True, when kids are little you have less time. But when they get bigger they can take you places you’ve never been before, and give you a fresh perspective on life. Without kids I’d never have been on a set, met Adam West, learned more than I wanted to know about horses and horse shows, raised a guide dog puppy, or learned about behavioral economics. But you are young and there is no hurry.
Besides, as the old joke goes, without kids what would you do for aggravation?
Same here - 42 years old here and female, and I realized in my early teens that I had no desire to have children. I still think it was the absolute best decision for me. My husband thought maybe he wanted one in his late teens/early 20s, but decided not having one wasn’t a dealbreaker for our relationship, and he is also very satisfied with the decision.
I never wanted kids. Then I got to be about 26 or so and decided that I could totally be a mom but that I did NOT want that pregnancy crap that everyone deals with so I decided I wanted to adopt when the time came. I got married at 28 and we started talking about potential adoption and looking into adoption agencies for when we were in our mid-30s. Then at 29 I got pregnant and now I have a beautiful baby girl who turns one this Saturday.
On the one hand I was totally correct in my assessment that pregnancy would suck. It did. Oh god, how it sucked! But from this side of the situation I am truly glad we did everything the way we did it and ended up with our daughter. She is absolutely perfect and I can’t imagine having a different child now. I had them tie my tubes when I gave birth because I am never going to be pregnant again (did I mention how it sucked?) but I couldn’t be happier with the result so it was absolutely worth it.
Good question. I guess the best answer is when I got pregnant. Really. Before that, I kind of assumed I would some day, but I didn’t have any sort of “baby hunger” or think my life would be miserable if I didn’t have kids. But I also didn’t actively want to not have children, and probably would not have married someone who was adamant about not wanting kids.
My kids on the other hand- my 22 year old son wants kids someday but not anytime soon.Ever since he was young he has talked about things like teaching his kids to play baseball. My 23 year old daughter spent her entire life up until about 20 hating kids- didn't want any, didn't think they were cute, thought they were messy pains in the ass. Suddenly, at around 20 I started hearing things like "Boyfriend is the only cousin with his last name, so we might have two if the first is a girl". Don't know what changed- boyfriend had already been around for three or four years at that point, so that's not it.
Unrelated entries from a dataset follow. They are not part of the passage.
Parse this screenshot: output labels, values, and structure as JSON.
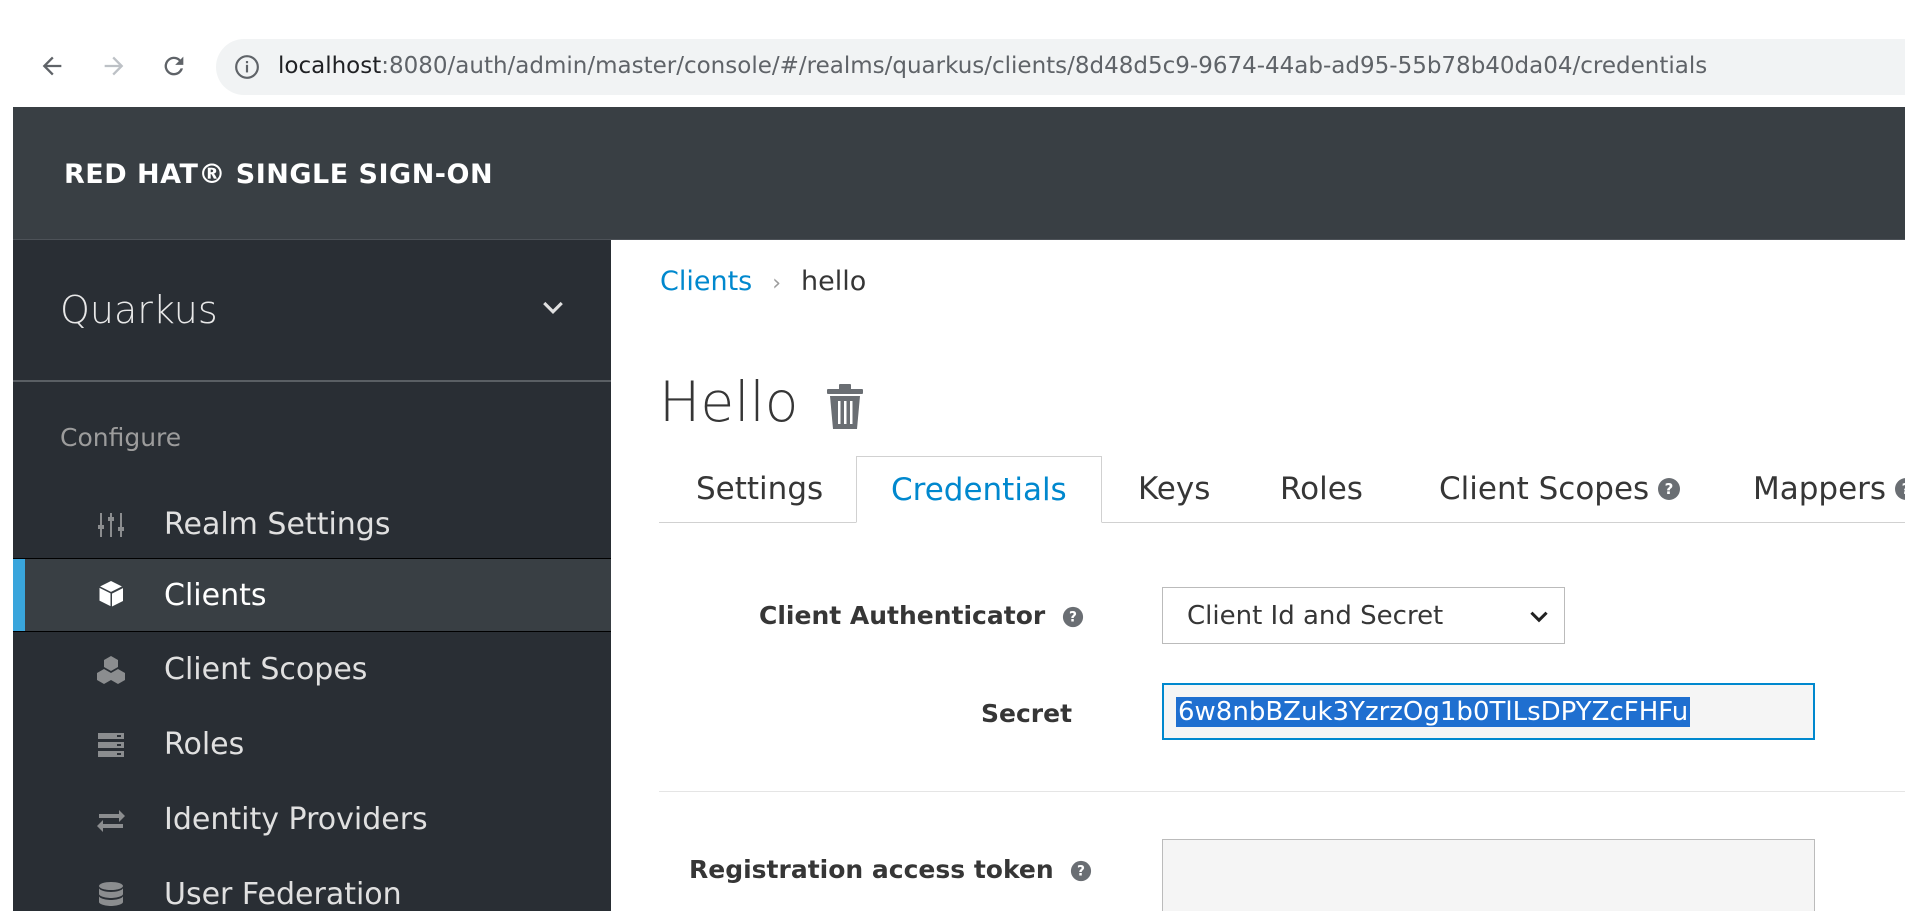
{
  "browser": {
    "url_host": "localhost",
    "url_rest": ":8080/auth/admin/master/console/#/realms/quarkus/clients/8d48d5c9-9674-44ab-ad95-55b78b40da04/credentials"
  },
  "header": {
    "brand": "RED HAT® SINGLE SIGN-ON"
  },
  "sidebar": {
    "realm": "Quarkus",
    "section": "Configure",
    "items": [
      {
        "label": "Realm Settings",
        "icon": "sliders-icon"
      },
      {
        "label": "Clients",
        "icon": "cube-icon",
        "active": true
      },
      {
        "label": "Client Scopes",
        "icon": "cubes-icon"
      },
      {
        "label": "Roles",
        "icon": "server-icon"
      },
      {
        "label": "Identity Providers",
        "icon": "exchange-icon"
      },
      {
        "label": "User Federation",
        "icon": "database-icon"
      }
    ]
  },
  "breadcrumb": {
    "parent": "Clients",
    "current": "hello"
  },
  "page": {
    "title": "Hello"
  },
  "tabs": [
    {
      "label": "Settings"
    },
    {
      "label": "Credentials",
      "active": true
    },
    {
      "label": "Keys"
    },
    {
      "label": "Roles"
    },
    {
      "label": "Client Scopes"
    },
    {
      "label": "Mappers"
    }
  ],
  "form": {
    "authenticator_label": "Client Authenticator",
    "authenticator_value": "Client Id and Secret",
    "secret_label": "Secret",
    "secret_value": "6w8nbBZuk3YzrzOg1b0TlLsDPYZcFHFu",
    "registration_label": "Registration access token"
  },
  "colors": {
    "accent": "#0088ce",
    "sidebar_bg": "#292e34",
    "header_bg": "#393f44"
  }
}
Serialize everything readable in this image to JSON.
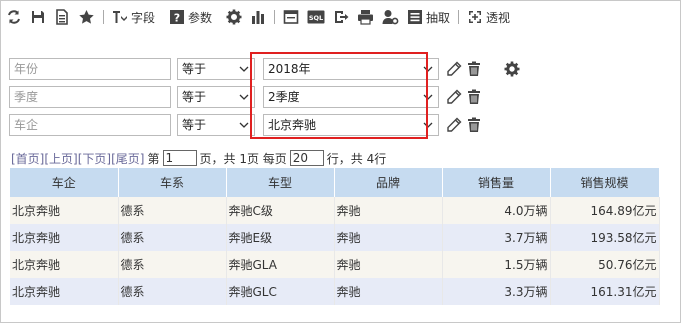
{
  "toolbar": {
    "field_label": "字段",
    "param_label": "参数",
    "extract_label": "抽取",
    "pivot_label": "透视",
    "sql_label": "SQL"
  },
  "filters": [
    {
      "field": "年份",
      "operator": "等于",
      "value": "2018年"
    },
    {
      "field": "季度",
      "operator": "等于",
      "value": "2季度"
    },
    {
      "field": "车企",
      "operator": "等于",
      "value": "北京奔驰"
    }
  ],
  "pager": {
    "first": "[首页]",
    "prev": "[上页]",
    "next": "[下页]",
    "last": "[尾页]",
    "page_prefix": "第",
    "page_value": "1",
    "page_suffix": "页，共 1页 每页",
    "size_value": "20",
    "size_suffix": "行，共 4行"
  },
  "table": {
    "headers": [
      "车企",
      "车系",
      "车型",
      "品牌",
      "销售量",
      "销售规模"
    ],
    "rows": [
      [
        "北京奔驰",
        "德系",
        "奔驰C级",
        "奔驰",
        "4.0万辆",
        "164.89亿元"
      ],
      [
        "北京奔驰",
        "德系",
        "奔驰E级",
        "奔驰",
        "3.7万辆",
        "193.58亿元"
      ],
      [
        "北京奔驰",
        "德系",
        "奔驰GLA",
        "奔驰",
        "1.5万辆",
        "50.76亿元"
      ],
      [
        "北京奔驰",
        "德系",
        "奔驰GLC",
        "奔驰",
        "3.3万辆",
        "161.31亿元"
      ]
    ]
  }
}
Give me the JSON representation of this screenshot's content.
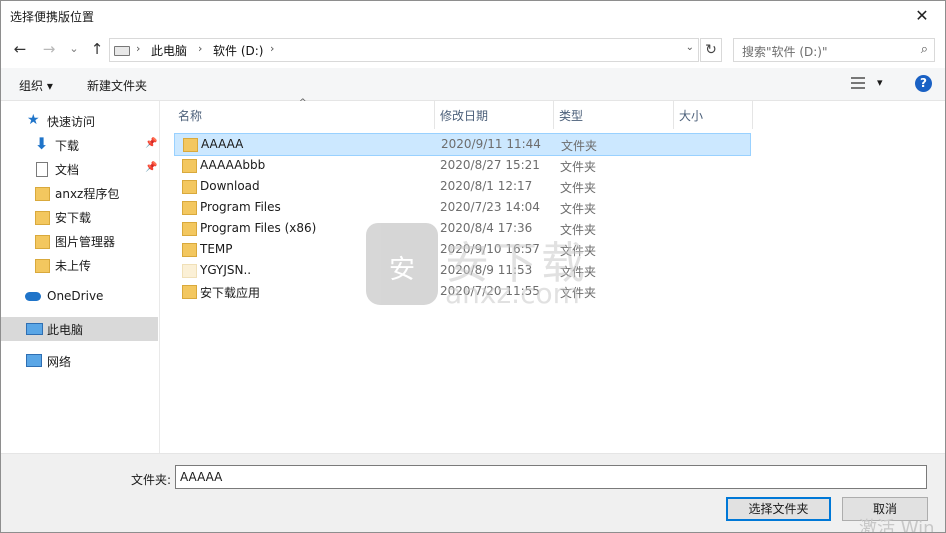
{
  "window": {
    "title": "选择便携版位置",
    "close_glyph": "✕"
  },
  "nav": {
    "back_glyph": "←",
    "forward_glyph": "→",
    "recent_glyph": "⌄",
    "up_glyph": "↑",
    "address": [
      "此电脑",
      "软件 (D:)"
    ],
    "address_sep": "›",
    "dropdown_glyph": "⌄",
    "refresh_glyph": "↻",
    "search_placeholder": "搜索\"软件 (D:)\"",
    "search_icon_glyph": "⌕"
  },
  "toolbar": {
    "organize": "组织 ▾",
    "new_folder": "新建文件夹",
    "view_dd_glyph": "▾",
    "help_glyph": "?"
  },
  "sidebar": {
    "items": [
      {
        "label": "快速访问",
        "icon": "star-icon",
        "glyph": "★"
      },
      {
        "label": "下载",
        "icon": "download-icon",
        "glyph": "⬇",
        "pinned": true
      },
      {
        "label": "文档",
        "icon": "document-icon",
        "pinned": true
      },
      {
        "label": "anxz程序包",
        "icon": "folder-icon"
      },
      {
        "label": "安下载",
        "icon": "folder-icon"
      },
      {
        "label": "图片管理器",
        "icon": "folder-icon"
      },
      {
        "label": "未上传",
        "icon": "folder-icon"
      },
      {
        "label": "OneDrive",
        "icon": "cloud-icon"
      },
      {
        "label": "此电脑",
        "icon": "computer-icon",
        "selected": true
      },
      {
        "label": "网络",
        "icon": "network-icon"
      }
    ],
    "pin_glyph": "📌"
  },
  "columns": {
    "name": "名称",
    "date": "修改日期",
    "type": "类型",
    "size": "大小",
    "sort_glyph": "^"
  },
  "files": [
    {
      "name": "AAAAA",
      "date": "2020/9/11 11:44",
      "type": "文件夹",
      "selected": true
    },
    {
      "name": "AAAAAbbb",
      "date": "2020/8/27 15:21",
      "type": "文件夹"
    },
    {
      "name": "Download",
      "date": "2020/8/1 12:17",
      "type": "文件夹"
    },
    {
      "name": "Program Files",
      "date": "2020/7/23 14:04",
      "type": "文件夹"
    },
    {
      "name": "Program Files (x86)",
      "date": "2020/8/4 17:36",
      "type": "文件夹"
    },
    {
      "name": "TEMP",
      "date": "2020/9/10 16:57",
      "type": "文件夹"
    },
    {
      "name": "YGYJSN..",
      "date": "2020/8/9 11:53",
      "type": "文件夹",
      "faded": true
    },
    {
      "name": "安下载应用",
      "date": "2020/7/20 11:55",
      "type": "文件夹"
    }
  ],
  "watermark": {
    "shield": "安",
    "cn": "安下载",
    "url": "anxz.com"
  },
  "bottom": {
    "folder_label": "文件夹:",
    "folder_value": "AAAAA",
    "select_button": "选择文件夹",
    "cancel_button": "取消",
    "activate_text": "激活 Win"
  }
}
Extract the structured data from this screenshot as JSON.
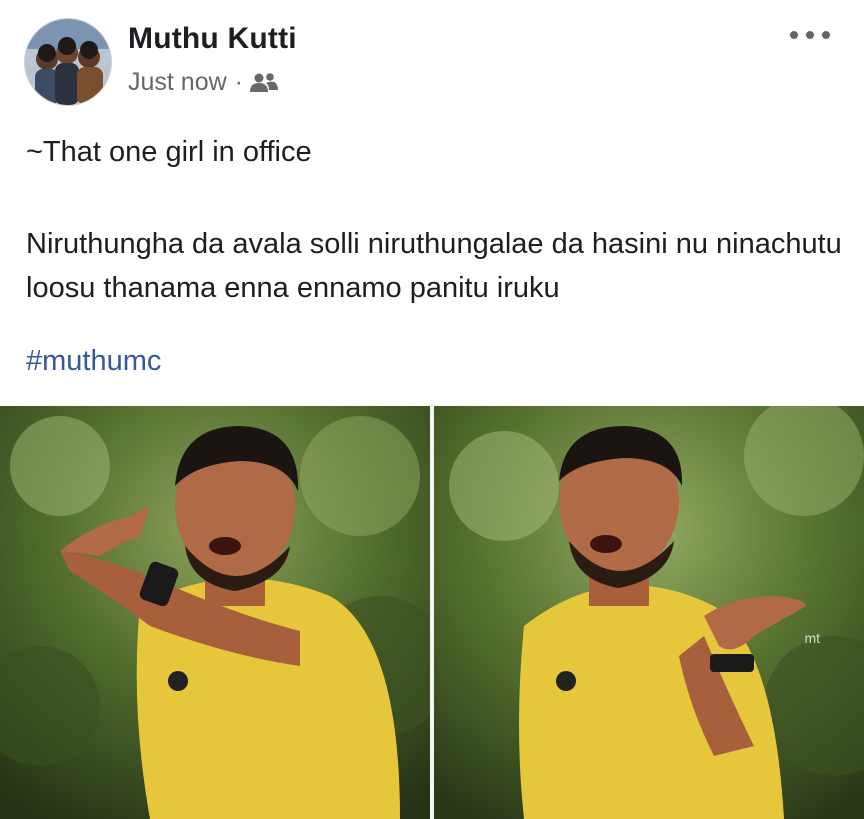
{
  "post": {
    "author": "Muthu Kutti",
    "timestamp": "Just now",
    "separator": "·",
    "audience_icon": "friends-icon",
    "more_icon": "more-options-icon",
    "text_line1": "~That one girl in office",
    "text_para2": "Niruthungha da avala solli niruthungalae da hasini nu ninachutu loosu thanama enna ennamo panitu iruku",
    "hashtag": "#muthumc"
  },
  "media": {
    "watermark": "mt",
    "colors": {
      "shirt": "#e6c63a",
      "foliage": "#5f7a33",
      "skin": "#b06a45"
    }
  }
}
I don’t feel that the desire to have kids is, in itself, a good reason to get pregnant. You shouldn’t have kids if you can’t provide for them emotionally and financially (this means paying for every bit of college). If you can’t provide for them emotionally, and she isn’t ready to provide for them financially, then you need to be clear with her so she can choose to end the relationship if she wants to. Desire to have/not have kids is one of the major dealbreakers, even if you are compatible and happy in literally every other way. It’s just not enough if you aren’t both on the same page here.
34 year old male here. I never had a strong opinion one way or the other growing up/entering into adulthood; I’ve always been fiercely protective of my free time (that hasn’t changed even though I’m a dad now, but I’ve had to soften my stance) and was reluctant to enter into something that could compromise that. What led me to realize that I wanted kids were my own ruminations on mortality and the meaning of life. Eventually (around age 23 or so?) I came to the conclusion that, for me, the meaning of life was to have children and to make sure that part of me carried on after I’ve departed.
Besides, my genes are bad-ass, I would hate to deprive the future of them.
I always thought I’d be married by 25, with kids coming soon after that. Two to four of them. Always figured that was what people did, and I was people. So I wanted it. Had it all planned out. Nothing works out as you plan it though.
Didn’t get married til I was 32, and had my first kid at 34 and second at 36. I’m 37 now.